A Rainbow Fish finger puppet is available from Demco and can be used to animate your reading of the story, Rainbow Fish.

Song

Three Little Fishes

(The music for this popular 1939 song, now in public domain, is available on several Web sites and on the musical recording, The Best Of Kay Kyser and His Orchestra. Music is also online at www.niehs.nih.gov/kids/lyrics/fishies.htm)

Down in the meadow in a little bitty pool


Swam three little fishies and a mama fishie too.


"Swim" said the mama fishie, "Swim if you can"


And they swam and they swam all over the dam.

Chorus:


Boop boop dittum dattum wattum choo!


Boop boop dittum dattum wattum choo!


Boop boop dittum dattum wattum choo!


And they swam and they swam all over the dam.

"Stop" said the mama fishie, "or you will get lost".


The three little fishies didn't wanna be bossed.


The three little fishies went off on a spree,


And they swam and they swam right out to the sea.

Chorus.

"Whee!" yelled the little fishies, "Here's a lot of fun,


We'll swim in the sea till the day is done"


They swam and they swam, and it was a lark,


Till all of a sudden they saw a shark!

Chorus.

"Help!" cried the little fishies, "Gee! look at all the whales!"


And quick as they could, they turned on their tails


And back to the pool in the meadow they swam,


And they swam and they swam back over the dam.

Chorus.

Crafts

Fish Scales

Materials
  • Fish patterns (1 & 2)
  • White construction paper
  • A sheet of white construction paper for each child
  • Newspaper or cloth to cover tables or floor
  • Water-based marker pens
  • Spray bottle filled with water
Directions

In advance, cut out fish patterns (above) from white construction paper. Give each child a sheet of white construction paper and water-based markers. Let the children scribble on the paper with the markers. When the child is finished, an adult lightly sprays water on the paper to allow the colors to run and blend. While the paper is damp, lightly press the fish pattern onto the damp colors transferring the colors to the pattern. Allow it to dry.

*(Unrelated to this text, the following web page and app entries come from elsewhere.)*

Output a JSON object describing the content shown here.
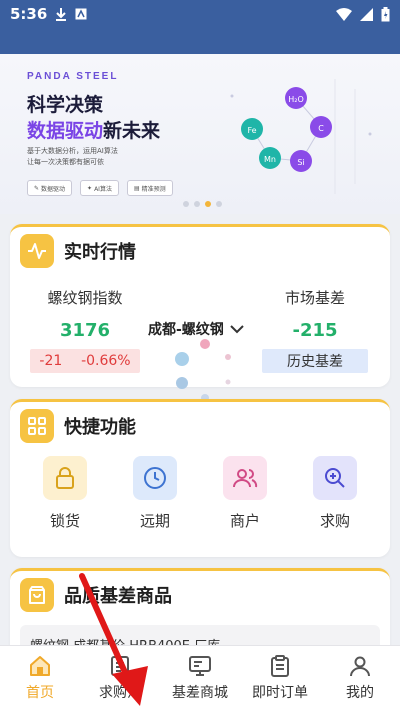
{
  "status_bar": {
    "time": "5:36"
  },
  "banner": {
    "brand": "PANDA STEEL",
    "headline_1": "科学决策",
    "headline_2_accent": "数据驱动",
    "headline_2_rest": "新未来",
    "description_1": "基于大数据分析，运用AI算法",
    "description_2": "让每一次决策都有据可依",
    "chips": [
      "数据驱动",
      "AI算法",
      "精准预测"
    ],
    "elements": [
      "H₂O",
      "Fe",
      "C",
      "Mn",
      "Si"
    ],
    "active_slide": 2,
    "slide_count": 4
  },
  "market": {
    "title": "实时行情",
    "index_label": "螺纹钢指数",
    "index_value": "3176",
    "change_abs": "-21",
    "change_pct": "-0.66%",
    "location_selector": "成都-螺纹钢",
    "basis_label": "市场基差",
    "basis_value": "-215",
    "history_button": "历史基差"
  },
  "quick": {
    "title": "快捷功能",
    "items": [
      {
        "label": "锁货",
        "icon": "lock-icon",
        "bg": "#fdf0cf",
        "color": "#d9a21b"
      },
      {
        "label": "远期",
        "icon": "clock-icon",
        "bg": "#dde9fb",
        "color": "#3d73d1"
      },
      {
        "label": "商户",
        "icon": "users-icon",
        "bg": "#fbe2ee",
        "color": "#d14a85"
      },
      {
        "label": "求购",
        "icon": "search-plus-icon",
        "bg": "#e3e3fb",
        "color": "#4b4bd1"
      }
    ]
  },
  "goods": {
    "title": "品质基差商品",
    "first_row_partial": "螺纹钢 成都基价 HRB400E 厂库"
  },
  "tabbar": {
    "items": [
      {
        "label": "首页",
        "icon": "home-icon",
        "active": true
      },
      {
        "label": "求购池",
        "icon": "list-icon",
        "active": false
      },
      {
        "label": "基差商城",
        "icon": "monitor-icon",
        "active": false
      },
      {
        "label": "即时订单",
        "icon": "clipboard-icon",
        "active": false
      },
      {
        "label": "我的",
        "icon": "user-icon",
        "active": false
      }
    ]
  },
  "colors": {
    "header_blue": "#3a5f9f",
    "accent_yellow": "#f6c343",
    "up_green": "#23b06a",
    "down_red": "#e03c3c",
    "active_tab": "#f0a92a"
  }
}
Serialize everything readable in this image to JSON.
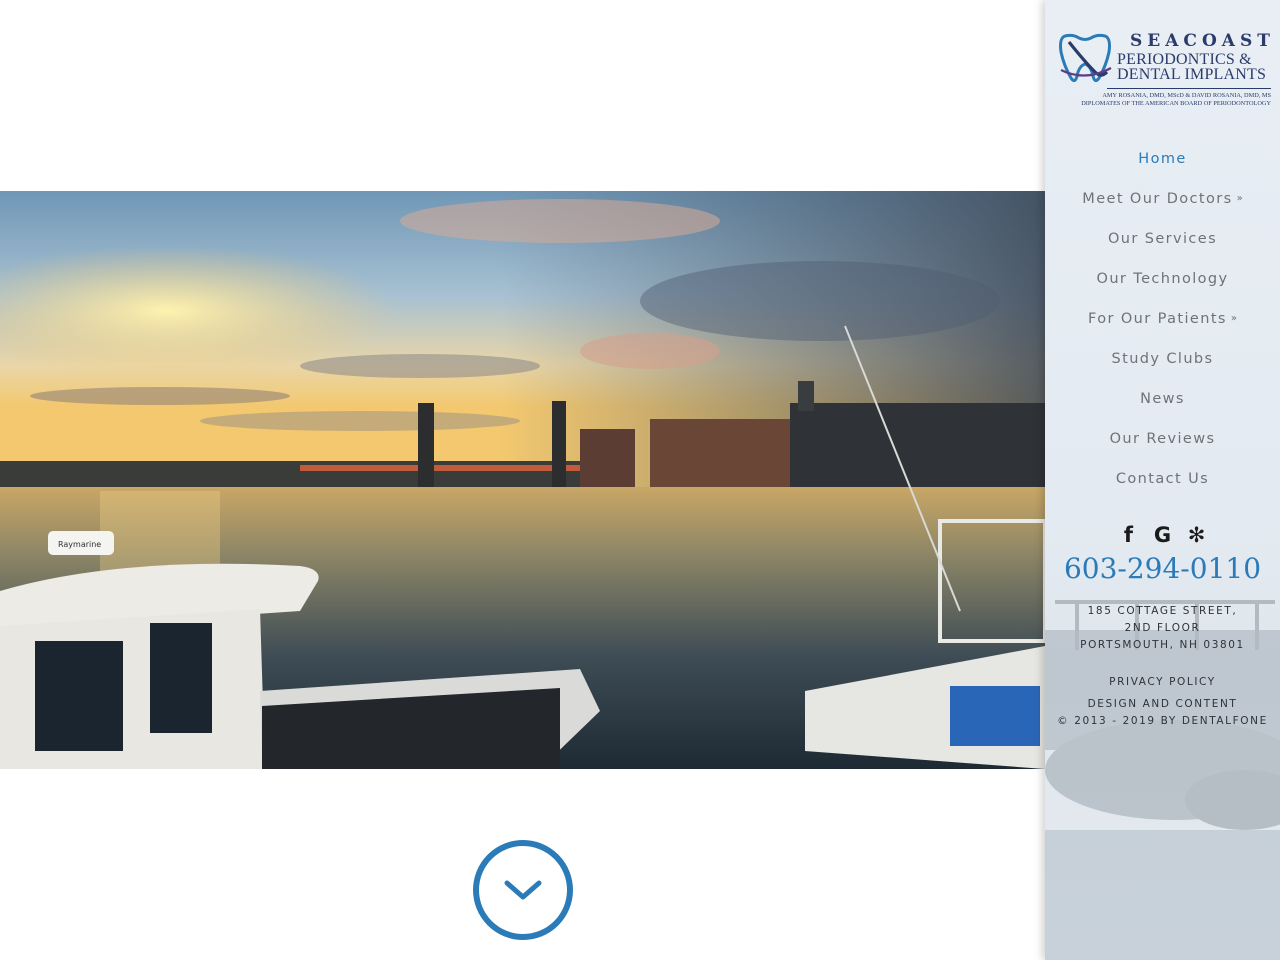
{
  "logo": {
    "line1": "SEACOAST",
    "line2": "PERIODONTICS &",
    "line3": "DENTAL IMPLANTS",
    "line4": "AMY ROSANIA, DMD, MScD & DAVID ROSANIA, DMD, MS",
    "line5": "DIPLOMATES OF THE AMERICAN BOARD OF PERIODONTOLOGY"
  },
  "nav": {
    "items": [
      {
        "label": "Home"
      },
      {
        "label": "Meet Our Doctors"
      },
      {
        "label": "Our Services"
      },
      {
        "label": "Our Technology"
      },
      {
        "label": "For Our Patients"
      },
      {
        "label": "Study Clubs"
      },
      {
        "label": "News"
      },
      {
        "label": "Our Reviews"
      },
      {
        "label": "Contact Us"
      }
    ],
    "active_index": 0,
    "dropdown_glyph": "»"
  },
  "social": {
    "facebook": "f",
    "google": "G",
    "yelp": "✻"
  },
  "contact": {
    "phone": "603-294-0110",
    "address_line1": "185 COTTAGE STREET,",
    "address_line2": "2ND FLOOR",
    "address_line3": "PORTSMOUTH, NH 03801"
  },
  "footer": {
    "privacy": "PRIVACY POLICY",
    "design": "DESIGN AND CONTENT",
    "copyright": "© 2013 - 2019 BY DENTALFONE"
  },
  "hero": {
    "boat_brand": "Raymarine"
  },
  "colors": {
    "accent": "#2a7bb8",
    "nav_text": "#6e7378",
    "logo_navy": "#2b3b6b"
  }
}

Flying Fish

fish wind sock

Materials
  • Long brown or white bags (used to hold wine bottles)
  • Crayons or marker pens
  • String or yarn
  • Hole-punch
  • Scissors
Directions

Cut off the scalloped edges along the open end of the paper bag. Cut a small hole in the middle of the closed end of the bag to form a mouth. Use a black marker to draws eyes. Give a bag to the children and ask them to color the fish on it. After they have colored their fish, punch three holes around the mouth and tie string or yarn through the holes. Tie the string pieces together. Be sure that the yarn is long enough to hold while “flying” the fish.

Games and Activities

Fishing for Fun

Cut out enough fish patterns on various colors of light cardboard, or color white cardboard with crayons or markers. Tape a paper clip to the back of each fish. Hang a string with a small magnet at the end of a light-weight pole. Let each child take turn fishing for a fish. Have small prizes to match the color fish that is caught.

Connect the Dots

Print the connect-the-dots sheet that features a fish, available online from All About Coloring at www.coloring.ws/t/ctd/cdfish.htm, for each child. Provide crayons and allow them to connect the numbers from one to ten and then color their fish.

Refreshments

Fish Bowls

Prepare blue Jell-O(tm). As it sets, insert gummy fish into the Jell-O. Scoop into clear plastic cups for serving individual "aquariums."

Audio Recording

“Baby Beluga” on Baby Beluga by Raffi.

Video

Note: Show one section of longer videos/DVDs as part of your program. For a toddler program, limit the film to less than 10 minutes. Display the other videos for parents and caregivers to check out.

Rainbow Fish: School of Fish. (45 minutes)

Professional Resources

All About Coloring
www.coloring.ws/


Demco
www.demco.com

 



Texas Reading Club 2004 Programming Manual / Color Your World...Read!


Published by the Library Development Division of the Texas State Library and Archives Commission

Page last modified: June 14, 2011